____ PROVIDED INFORMATION

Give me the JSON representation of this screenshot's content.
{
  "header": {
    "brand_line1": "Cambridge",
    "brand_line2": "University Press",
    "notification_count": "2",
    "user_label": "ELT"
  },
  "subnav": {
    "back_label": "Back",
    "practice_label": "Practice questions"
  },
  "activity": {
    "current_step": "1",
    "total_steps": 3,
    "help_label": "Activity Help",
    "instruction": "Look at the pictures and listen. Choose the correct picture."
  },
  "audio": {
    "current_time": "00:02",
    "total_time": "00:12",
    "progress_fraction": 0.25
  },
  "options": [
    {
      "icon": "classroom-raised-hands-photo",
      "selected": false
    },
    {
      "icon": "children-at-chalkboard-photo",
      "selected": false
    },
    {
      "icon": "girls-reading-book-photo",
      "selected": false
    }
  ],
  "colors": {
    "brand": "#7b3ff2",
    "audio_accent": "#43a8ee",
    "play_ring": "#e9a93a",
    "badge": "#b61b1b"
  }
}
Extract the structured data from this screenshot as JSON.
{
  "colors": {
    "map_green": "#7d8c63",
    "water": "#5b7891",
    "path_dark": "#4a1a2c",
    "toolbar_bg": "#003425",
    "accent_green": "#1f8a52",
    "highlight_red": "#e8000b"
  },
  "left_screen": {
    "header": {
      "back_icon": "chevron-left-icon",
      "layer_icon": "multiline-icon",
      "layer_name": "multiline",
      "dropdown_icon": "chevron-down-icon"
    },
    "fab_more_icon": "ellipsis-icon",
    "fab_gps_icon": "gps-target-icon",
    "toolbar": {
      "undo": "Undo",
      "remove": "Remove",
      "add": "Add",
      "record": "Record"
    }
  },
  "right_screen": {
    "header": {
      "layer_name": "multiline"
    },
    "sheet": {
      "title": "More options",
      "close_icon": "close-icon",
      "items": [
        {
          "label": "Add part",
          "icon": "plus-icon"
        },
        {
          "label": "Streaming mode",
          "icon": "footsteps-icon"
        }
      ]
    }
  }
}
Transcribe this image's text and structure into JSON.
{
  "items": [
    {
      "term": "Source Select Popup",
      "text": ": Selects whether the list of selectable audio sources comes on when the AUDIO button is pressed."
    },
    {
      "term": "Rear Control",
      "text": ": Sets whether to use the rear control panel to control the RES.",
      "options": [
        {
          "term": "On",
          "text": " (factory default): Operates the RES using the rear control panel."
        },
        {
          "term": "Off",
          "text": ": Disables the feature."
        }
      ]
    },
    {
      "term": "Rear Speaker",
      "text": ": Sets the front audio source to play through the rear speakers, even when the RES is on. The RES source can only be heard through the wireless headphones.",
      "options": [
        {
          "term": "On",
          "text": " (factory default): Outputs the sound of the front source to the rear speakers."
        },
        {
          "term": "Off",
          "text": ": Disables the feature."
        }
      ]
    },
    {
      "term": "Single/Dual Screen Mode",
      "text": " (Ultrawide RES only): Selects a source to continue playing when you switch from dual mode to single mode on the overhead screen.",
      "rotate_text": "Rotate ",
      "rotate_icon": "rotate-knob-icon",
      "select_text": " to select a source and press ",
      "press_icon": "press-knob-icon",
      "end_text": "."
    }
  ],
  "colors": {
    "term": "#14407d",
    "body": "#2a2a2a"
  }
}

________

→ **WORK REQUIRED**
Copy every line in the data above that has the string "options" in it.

→ **RESPONSE TO THIS EXERCISE**
  "options": [
      "title": "More options",
      "options": [
      "options": [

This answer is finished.